Neil Gaiman is a master at his craft and while not every story here, or every novel he’s ever written, will land the same with some people as it will with others, even his worst book is better than the best many others could do and that’s what makes this so great. There is so much variety, so much right that something that misses never really does. It’s all so good, so magical, so fascinating, and I could always do for more Gaiman.
Who Could That Be at This Hour? by Lemony Snicket
The relationship I have with Lemony Snicket is an odd one: I’ve always been fascinated by his gothic worlds, his prose, his wonder, but I’ve only completely read through this book of his. I don’t know why I’ve never dug in deep yet to anything else he’s written, but such is the way it’s been and I’ll try to do better in the future.
For anyone who has read Lemony Snicket, his books are fairly meta, wherein “Lemony Snicket” is a character and the narrator of his stories, and the books are to be thought of as having been written by him. Seeing as how they are children’s books, this is something that can be really neat. The thought of the author of your favorite book being an actual person within it who has seen and done the fantastical things he is writing about is nothing short of awesome.
The All The Wrong Questions series of which the book mentioned here is a part, details the early life of Lemony Snicket. Snicket is at his start as a young apprentice for a secret organization, and, through assignment, is sent to a town called Stain’d-by-the-Sea. He is to steal a statue and return it to its rightful owners, but–when is it ever that easy?

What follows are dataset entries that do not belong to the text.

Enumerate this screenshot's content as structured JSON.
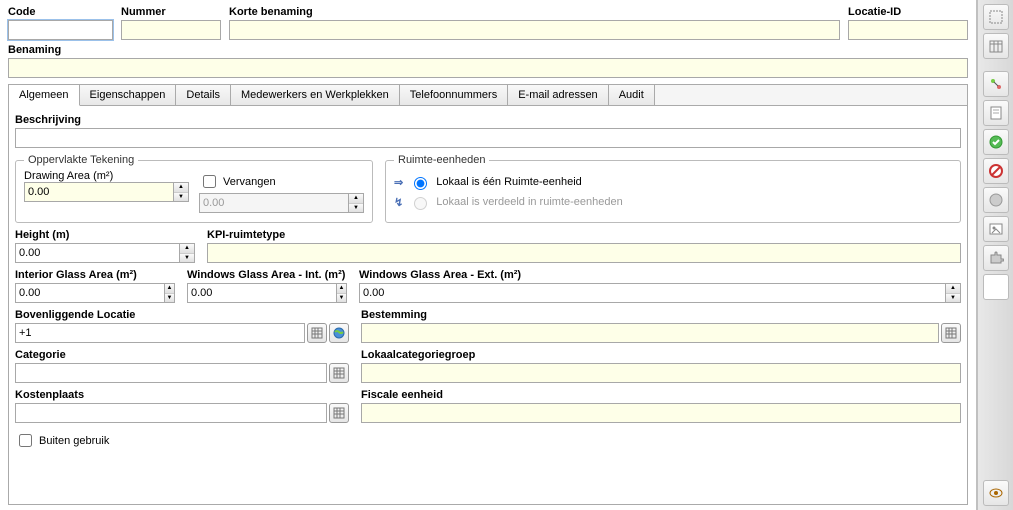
{
  "labels": {
    "code": "Code",
    "nummer": "Nummer",
    "korte_benaming": "Korte benaming",
    "locatie_id": "Locatie-ID",
    "benaming": "Benaming",
    "beschrijving": "Beschrijving",
    "oppervlakte_tekening": "Oppervlakte Tekening",
    "drawing_area": "Drawing Area (m²)",
    "vervangen": "Vervangen",
    "ruimte_eenheden": "Ruimte-eenheden",
    "radio1": "Lokaal is één Ruimte-eenheid",
    "radio2": "Lokaal is verdeeld in ruimte-eenheden",
    "height": "Height (m)",
    "kpi": "KPI-ruimtetype",
    "int_glass": "Interior Glass Area (m²)",
    "win_glass_int": "Windows Glass Area - Int. (m²)",
    "win_glass_ext": "Windows Glass Area - Ext. (m²)",
    "bovenliggende": "Bovenliggende Locatie",
    "bestemming": "Bestemming",
    "categorie": "Categorie",
    "lokaalcategoriegroep": "Lokaalcategoriegroep",
    "kostenplaats": "Kostenplaats",
    "fiscale": "Fiscale eenheid",
    "buiten_gebruik": "Buiten gebruik"
  },
  "values": {
    "code": "",
    "nummer": "",
    "korte_benaming": "",
    "locatie_id": "",
    "benaming": "",
    "beschrijving": "",
    "drawing_area": "0.00",
    "vervangen_val": "0.00",
    "height": "0.00",
    "kpi": "",
    "int_glass": "0.00",
    "win_glass_int": "0.00",
    "win_glass_ext": "0.00",
    "bovenliggende": "+1",
    "bestemming": "",
    "categorie": "",
    "lokaalcategoriegroep": "",
    "kostenplaats": "",
    "fiscale": ""
  },
  "tabs": [
    "Algemeen",
    "Eigenschappen",
    "Details",
    "Medewerkers en Werkplekken",
    "Telefoonnummers",
    "E-mail adressen",
    "Audit"
  ]
}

The story is, as you might expect, not terribly complicated, and the language used isn’t either, but what I loved about this book that I don’t often love in other books is how charmingly crafted everything is: the romanticized spy organization, the town that once exported octopus ink–it’s all very childlike and I love it.
I’m a sucker for the whimsy of a good children’s book and this caught me hook, line, and sinker.
And that’s it! I read some other great books this year, and some that weren’t so great. Unfortunately I didn’t read as much as I’d like and I’m hoping next year that’ll change.
Here’s to 2016. Let’s hope it is filled with books.